__Information__.
________________________________________
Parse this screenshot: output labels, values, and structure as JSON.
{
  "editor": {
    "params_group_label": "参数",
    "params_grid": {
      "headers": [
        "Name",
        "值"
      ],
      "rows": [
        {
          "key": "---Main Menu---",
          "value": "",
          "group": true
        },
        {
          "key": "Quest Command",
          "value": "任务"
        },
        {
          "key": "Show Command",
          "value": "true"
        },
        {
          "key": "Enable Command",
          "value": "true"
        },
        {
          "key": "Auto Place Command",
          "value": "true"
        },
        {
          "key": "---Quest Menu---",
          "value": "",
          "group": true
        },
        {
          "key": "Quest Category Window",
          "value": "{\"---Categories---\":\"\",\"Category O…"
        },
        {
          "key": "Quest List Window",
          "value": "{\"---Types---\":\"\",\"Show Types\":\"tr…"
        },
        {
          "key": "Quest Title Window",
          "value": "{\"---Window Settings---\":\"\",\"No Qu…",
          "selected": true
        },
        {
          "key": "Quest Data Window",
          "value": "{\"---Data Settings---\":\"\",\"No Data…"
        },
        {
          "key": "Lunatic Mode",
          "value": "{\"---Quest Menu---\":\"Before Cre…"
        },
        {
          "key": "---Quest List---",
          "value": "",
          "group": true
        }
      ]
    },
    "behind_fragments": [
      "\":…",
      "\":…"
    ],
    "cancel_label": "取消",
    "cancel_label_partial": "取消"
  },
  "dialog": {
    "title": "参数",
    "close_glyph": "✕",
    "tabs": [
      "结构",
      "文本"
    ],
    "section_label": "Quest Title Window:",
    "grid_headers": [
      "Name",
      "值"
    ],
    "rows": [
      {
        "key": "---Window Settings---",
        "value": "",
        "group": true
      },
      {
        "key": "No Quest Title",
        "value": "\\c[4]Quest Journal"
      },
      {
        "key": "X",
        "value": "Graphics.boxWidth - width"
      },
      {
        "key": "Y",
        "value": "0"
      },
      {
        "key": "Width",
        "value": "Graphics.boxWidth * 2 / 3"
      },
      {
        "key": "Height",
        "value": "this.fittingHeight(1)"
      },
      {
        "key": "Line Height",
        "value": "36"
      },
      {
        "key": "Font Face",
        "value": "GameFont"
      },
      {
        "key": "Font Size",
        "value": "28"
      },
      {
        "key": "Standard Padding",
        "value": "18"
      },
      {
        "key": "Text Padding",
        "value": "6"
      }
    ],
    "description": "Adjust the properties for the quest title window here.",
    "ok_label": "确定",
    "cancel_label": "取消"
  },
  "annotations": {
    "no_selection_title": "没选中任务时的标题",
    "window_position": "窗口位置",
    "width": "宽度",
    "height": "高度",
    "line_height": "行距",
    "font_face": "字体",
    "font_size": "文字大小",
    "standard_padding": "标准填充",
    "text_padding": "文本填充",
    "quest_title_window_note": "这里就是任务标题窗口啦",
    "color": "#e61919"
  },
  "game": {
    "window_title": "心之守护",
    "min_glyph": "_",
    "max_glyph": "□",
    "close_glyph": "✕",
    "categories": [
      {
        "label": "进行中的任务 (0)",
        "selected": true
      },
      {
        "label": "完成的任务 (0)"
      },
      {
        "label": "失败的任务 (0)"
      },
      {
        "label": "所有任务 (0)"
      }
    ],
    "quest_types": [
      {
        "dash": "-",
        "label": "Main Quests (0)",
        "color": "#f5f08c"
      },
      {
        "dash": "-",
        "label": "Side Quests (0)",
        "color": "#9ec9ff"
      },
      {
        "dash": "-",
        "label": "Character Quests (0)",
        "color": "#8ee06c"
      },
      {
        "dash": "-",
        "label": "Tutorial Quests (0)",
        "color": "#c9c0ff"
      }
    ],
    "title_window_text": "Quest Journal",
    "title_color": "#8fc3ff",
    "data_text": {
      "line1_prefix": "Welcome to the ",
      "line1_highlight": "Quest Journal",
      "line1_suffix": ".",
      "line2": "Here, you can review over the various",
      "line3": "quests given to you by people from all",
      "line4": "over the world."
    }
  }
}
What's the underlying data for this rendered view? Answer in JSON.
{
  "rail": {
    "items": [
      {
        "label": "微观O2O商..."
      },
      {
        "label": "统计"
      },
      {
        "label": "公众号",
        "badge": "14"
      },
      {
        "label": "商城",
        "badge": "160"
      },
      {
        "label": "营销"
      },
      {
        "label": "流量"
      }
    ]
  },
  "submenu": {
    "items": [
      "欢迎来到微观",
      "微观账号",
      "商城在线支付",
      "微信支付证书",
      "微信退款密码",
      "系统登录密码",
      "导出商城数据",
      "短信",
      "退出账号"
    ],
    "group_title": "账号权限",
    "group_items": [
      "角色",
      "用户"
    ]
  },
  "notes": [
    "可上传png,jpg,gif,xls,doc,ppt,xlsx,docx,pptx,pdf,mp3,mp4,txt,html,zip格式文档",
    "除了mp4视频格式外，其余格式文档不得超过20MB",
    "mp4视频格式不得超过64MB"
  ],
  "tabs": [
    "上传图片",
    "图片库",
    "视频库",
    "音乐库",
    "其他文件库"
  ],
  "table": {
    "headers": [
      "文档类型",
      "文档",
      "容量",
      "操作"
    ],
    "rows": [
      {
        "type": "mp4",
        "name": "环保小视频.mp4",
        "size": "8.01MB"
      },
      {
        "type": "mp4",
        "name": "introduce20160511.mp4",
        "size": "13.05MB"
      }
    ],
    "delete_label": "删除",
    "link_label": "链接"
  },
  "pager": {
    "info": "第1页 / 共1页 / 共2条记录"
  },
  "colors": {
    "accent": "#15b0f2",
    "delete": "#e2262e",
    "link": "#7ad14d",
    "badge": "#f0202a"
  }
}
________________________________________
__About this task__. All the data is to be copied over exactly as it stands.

__Reply to the task__.
Parse this screenshot: output labels, values, and structure as JSON.
{
  "editor": {
    "params_group_label": "参数",
    "params_grid": {
      "headers": [
        "Name",
        "值"
      ],
      "rows": [
        {
          "key": "---Main Menu---",
          "value": "",
          "group": true
        },
        {
          "key": "Quest Command",
          "value": "任务"
        },
        {
          "key": "Show Command",
          "value": "true"
        },
        {
          "key": "Enable Command",
          "value": "true"
        },
        {
          "key": "Auto Place Command",
          "value": "true"
        },
        {
          "key": "---Quest Menu---",
          "value": "",
          "group": true
        },
        {
          "key": "Quest Category Window",
          "value": "{\"---Categories---\":\"\",\"Category O…"
        },
        {
          "key": "Quest List Window",
          "value": "{\"---Types---\":\"\",\"Show Types\":\"tr…"
        },
        {
          "key": "Quest Title Window",
          "value": "{\"---Window Settings---\":\"\",\"No Qu…",
          "selected": true
        },
        {
          "key": "Quest Data Window",
          "value": "{\"---Data Settings---\":\"\",\"No Data…"
        },
        {
          "key": "Lunatic Mode",
          "value": "{\"---Quest Menu---\":\"Before Cre…"
        },
        {
          "key": "---Quest List---",
          "value": "",
          "group": true
        }
      ]
    },
    "behind_fragments": [
      "\":…",
      "\":…"
    ],
    "cancel_label": "取消",
    "cancel_label_partial": "取消"
  },
  "dialog": {
    "title": "参数",
    "close_glyph": "✕",
    "tabs": [
      "结构",
      "文本"
    ],
    "section_label": "Quest Title Window:",
    "grid_headers": [
      "Name",
      "值"
    ],
    "rows": [
      {
        "key": "---Window Settings---",
        "value": "",
        "group": true
      },
      {
        "key": "No Quest Title",
        "value": "\\c[4]Quest Journal"
      },
      {
        "key": "X",
        "value": "Graphics.boxWidth - width"
      },
      {
        "key": "Y",
        "value": "0"
      },
      {
        "key": "Width",
        "value": "Graphics.boxWidth * 2 / 3"
      },
      {
        "key": "Height",
        "value": "this.fittingHeight(1)"
      },
      {
        "key": "Line Height",
        "value": "36"
      },
      {
        "key": "Font Face",
        "value": "GameFont"
      },
      {
        "key": "Font Size",
        "value": "28"
      },
      {
        "key": "Standard Padding",
        "value": "18"
      },
      {
        "key": "Text Padding",
        "value": "6"
      }
    ],
    "description": "Adjust the properties for the quest title window here.",
    "ok_label": "确定",
    "cancel_label": "取消"
  },
  "annotations": {
    "no_selection_title": "没选中任务时的标题",
    "window_position": "窗口位置",
    "width": "宽度",
    "height": "高度",
    "line_height": "行距",
    "font_face": "字体",
    "font_size": "文字大小",
    "standard_padding": "标准填充",
    "text_padding": "文本填充",
    "quest_title_window_note": "这里就是任务标题窗口啦",
    "color": "#e61919"
  },
  "game": {
    "window_title": "心之守护",
    "min_glyph": "_",
    "max_glyph": "□",
    "close_glyph": "✕",
    "categories": [
      {
        "label": "进行中的任务 (0)",
        "selected": true
      },
      {
        "label": "完成的任务 (0)"
      },
      {
        "label": "失败的任务 (0)"
      },
      {
        "label": "所有任务 (0)"
      }
    ],
    "quest_types": [
      {
        "dash": "-",
        "label": "Main Quests (0)",
        "color": "#f5f08c"
      },
      {
        "dash": "-",
        "label": "Side Quests (0)",
        "color": "#9ec9ff"
      },
      {
        "dash": "-",
        "label": "Character Quests (0)",
        "color": "#8ee06c"
      },
      {
        "dash": "-",
        "label": "Tutorial Quests (0)",
        "color": "#c9c0ff"
      }
    ],
    "title_window_text": "Quest Journal",
    "title_color": "#8fc3ff",
    "data_text": {
      "line1_prefix": "Welcome to the ",
      "line1_highlight": "Quest Journal",
      "line1_suffix": ".",
      "line2": "Here, you can review over the various",
      "line3": "quests given to you by people from all",
      "line4": "over the world."
    }
  }
}
What's the underlying data for this rendered view? Answer in JSON.
{
  "rail": {
    "items": [
      {
        "label": "微观O2O商..."
      },
      {
        "label": "统计"
      },
      {
        "label": "公众号",
        "badge": "14"
      },
      {
        "label": "商城",
        "badge": "160"
      },
      {
        "label": "营销"
      },
      {
        "label": "流量"
      }
    ]
  },
  "submenu": {
    "items": [
      "欢迎来到微观",
      "微观账号",
      "商城在线支付",
      "微信支付证书",
      "微信退款密码",
      "系统登录密码",
      "导出商城数据",
      "短信",
      "退出账号"
    ],
    "group_title": "账号权限",
    "group_items": [
      "角色",
      "用户"
    ]
  },
  "notes": [
    "可上传png,jpg,gif,xls,doc,ppt,xlsx,docx,pptx,pdf,mp3,mp4,txt,html,zip格式文档",
    "除了mp4视频格式外，其余格式文档不得超过20MB",
    "mp4视频格式不得超过64MB"
  ],
  "tabs": [
    "上传图片",
    "图片库",
    "视频库",
    "音乐库",
    "其他文件库"
  ],
  "table": {
    "headers": [
      "文档类型",
      "文档",
      "容量",
      "操作"
    ],
    "rows": [
      {
        "type": "mp4",
        "name": "环保小视频.mp4",
        "size": "8.01MB"
      },
      {
        "type": "mp4",
        "name": "introduce20160511.mp4",
        "size": "13.05MB"
      }
    ],
    "delete_label": "删除",
    "link_label": "链接"
  },
  "pager": {
    "info": "第1页 / 共1页 / 共2条记录"
  },
  "colors": {
    "accent": "#15b0f2",
    "delete": "#e2262e",
    "link": "#7ad14d",
    "badge": "#f0202a"
  }
}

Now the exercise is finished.